# How to complete this task
I'd like the data beneath this line reproduced exactly, without any of its images.
Start of Input records
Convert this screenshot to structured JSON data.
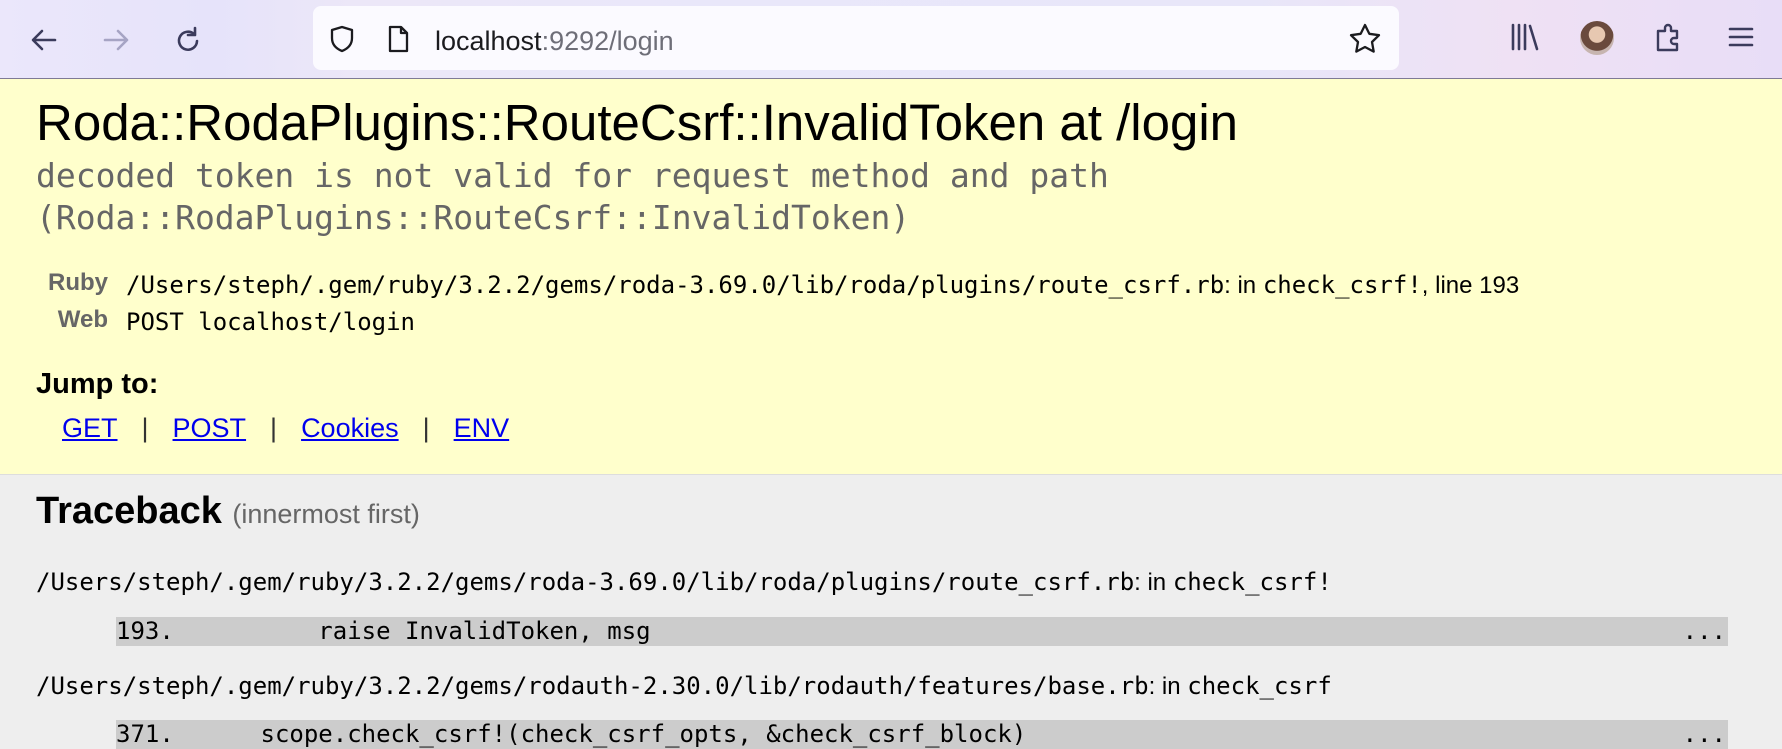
{
  "browser": {
    "url_host": "localhost",
    "url_rest": ":9292/login"
  },
  "error": {
    "title": "Roda::RodaPlugins::RouteCsrf::InvalidToken at /login",
    "message": "decoded token is not valid for request method and path\n(Roda::RodaPlugins::RouteCsrf::InvalidToken)",
    "ruby_label": "Ruby",
    "ruby_path": "/Users/steph/.gem/ruby/3.2.2/gems/roda-3.69.0/lib/roda/plugins/route_csrf.rb",
    "ruby_in": ": in ",
    "ruby_method": "check_csrf!",
    "ruby_line": ", line 193",
    "web_label": "Web",
    "web_value": "POST localhost/login"
  },
  "jump": {
    "title": "Jump to:",
    "links": [
      "GET",
      "POST",
      "Cookies",
      "ENV"
    ],
    "separator": "|"
  },
  "traceback": {
    "title": "Traceback",
    "subtitle": "(innermost first)",
    "frames": [
      {
        "path": "/Users/steph/.gem/ruby/3.2.2/gems/roda-3.69.0/lib/roda/plugins/route_csrf.rb",
        "in_text": ": in ",
        "method": "check_csrf!",
        "line_no": "193.",
        "code": "          raise InvalidToken, msg",
        "more": "..."
      },
      {
        "path": "/Users/steph/.gem/ruby/3.2.2/gems/rodauth-2.30.0/lib/rodauth/features/base.rb",
        "in_text": ": in ",
        "method": "check_csrf",
        "line_no": "371.",
        "code": "      scope.check_csrf!(check_csrf_opts, &check_csrf_block)",
        "more": "..."
      }
    ]
  }
}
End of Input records
# Reply
Convert this screenshot to structured JSON data.
{
  "browser": {
    "url_host": "localhost",
    "url_rest": ":9292/login"
  },
  "error": {
    "title": "Roda::RodaPlugins::RouteCsrf::InvalidToken at /login",
    "message": "decoded token is not valid for request method and path\n(Roda::RodaPlugins::RouteCsrf::InvalidToken)",
    "ruby_label": "Ruby",
    "ruby_path": "/Users/steph/.gem/ruby/3.2.2/gems/roda-3.69.0/lib/roda/plugins/route_csrf.rb",
    "ruby_in": ": in ",
    "ruby_method": "check_csrf!",
    "ruby_line": ", line 193",
    "web_label": "Web",
    "web_value": "POST localhost/login"
  },
  "jump": {
    "title": "Jump to:",
    "links": [
      "GET",
      "POST",
      "Cookies",
      "ENV"
    ],
    "separator": "|"
  },
  "traceback": {
    "title": "Traceback",
    "subtitle": "(innermost first)",
    "frames": [
      {
        "path": "/Users/steph/.gem/ruby/3.2.2/gems/roda-3.69.0/lib/roda/plugins/route_csrf.rb",
        "in_text": ": in ",
        "method": "check_csrf!",
        "line_no": "193.",
        "code": "          raise InvalidToken, msg",
        "more": "..."
      },
      {
        "path": "/Users/steph/.gem/ruby/3.2.2/gems/rodauth-2.30.0/lib/rodauth/features/base.rb",
        "in_text": ": in ",
        "method": "check_csrf",
        "line_no": "371.",
        "code": "      scope.check_csrf!(check_csrf_opts, &check_csrf_block)",
        "more": "..."
      }
    ]
  }
}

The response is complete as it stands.